11. Deep Vein Thrombosis
DVT or deep vein thrombosis refers to a blood clot that starts forming inside the deep veins in your leg. You will start feeling the pain in your legs, especially when you stand up. Some symptoms are red skin, warmth in the area, and swelling of legs along with pain.
It is highly important to get DVT treated as soon as possible. This clot can tear-free and migrate to the lungs. When this clot gets caught in an artery of your lungs it is known as pulmonary embolism (PE). PE could be life-threatening.
DVT can be treated using blood thinners. Blood-thinning medications prevent this clot from growing bigger and stop the formation of new clots. Your body will ultimately break up this clot.
If you have a huge clot that is critical, your doctor can prescribe you some drugs known as thrombolytics to break the clot more immediately.
12. Iliotibial Band Syndrome
When to visit a doctor in the case of back of knee pain
You might be able to manage pain from any minor injury or even arthritis at your home by resting enough. But call your health care provider immediately if you undergo the following:
- Your affected leg turns red.
- Your leg becomes very swollen.
- You are in a lot of pain.
- You are having a fever.
- You have had a past of blood clot diseases.
The doctors can find out the root cause of the knee pain and assist you to find a good solution and relief from back of knee pain.
You must also seek urgent medical attention if you are experiencing any of the following symptoms:
- sharp and severe pain
- sudden inflammation or warmth in your leg
- difficulty breathing
- Your leg can’t hold your weight
- changes in the shape or size of your knee joint.
Here are few tips to follow if you have back or knee pain that is unbearable at the moment:
- Rest your knees till it heals completely.
- Hold ice cubes or ice packs on the knee for 20 minutes or so at a time, numerous times a day.
- Wearing a compression bandage also helps to support your knee, but make certain that it is not too tight.
- Elevate your injured knee on one pillow or a few pillows.
- Use crutches if needed or a cane to take the weight off your knee.
- Ask your doctor for some medications to ease the pain. This may include non-steroidal inflammatory drugs or NSAIDs, Bufferin or aspirin, Advil or ibuprofen, or naproxen.
The Bottom Line
Back of knee pain can occur due to numerous reasons and sports injuries, once you find out the reason behind this pain, you can visit a doctor for regular check-ups. Make sure you take enough rest before heading out to work or play again, as the damage might be long-lasting and take months to heal.

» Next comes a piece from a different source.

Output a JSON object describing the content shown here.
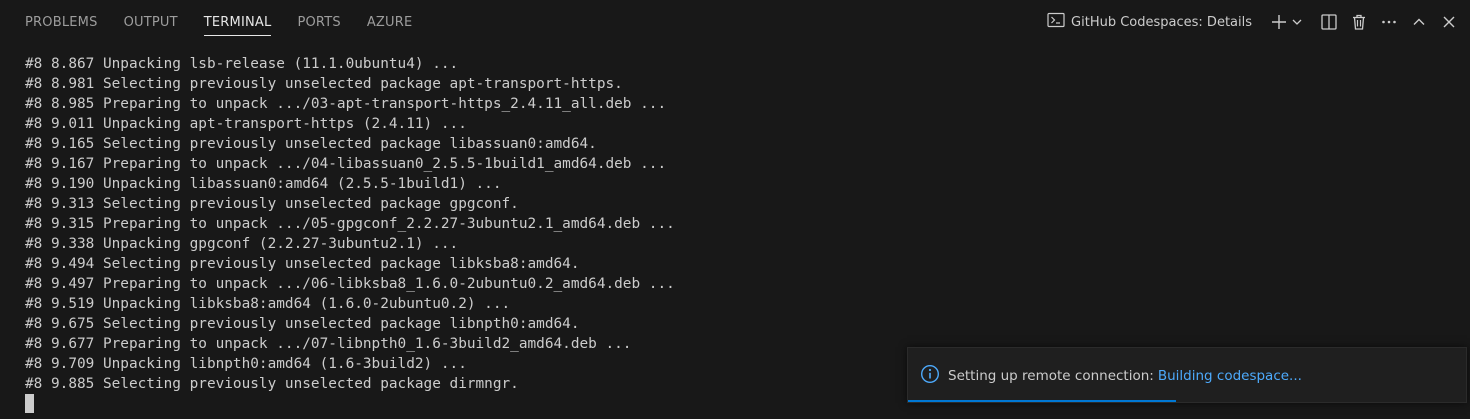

Use ice packs, pillows to lift legs, and enough rest for after recovery. Visit your healthcare expert to find out if this pain is occurring due to any underlying condition that needs diagnosis and treatment.
This was all about the back of knee pain causes, symptoms, and when to visit a doctor if the condition gets more serious.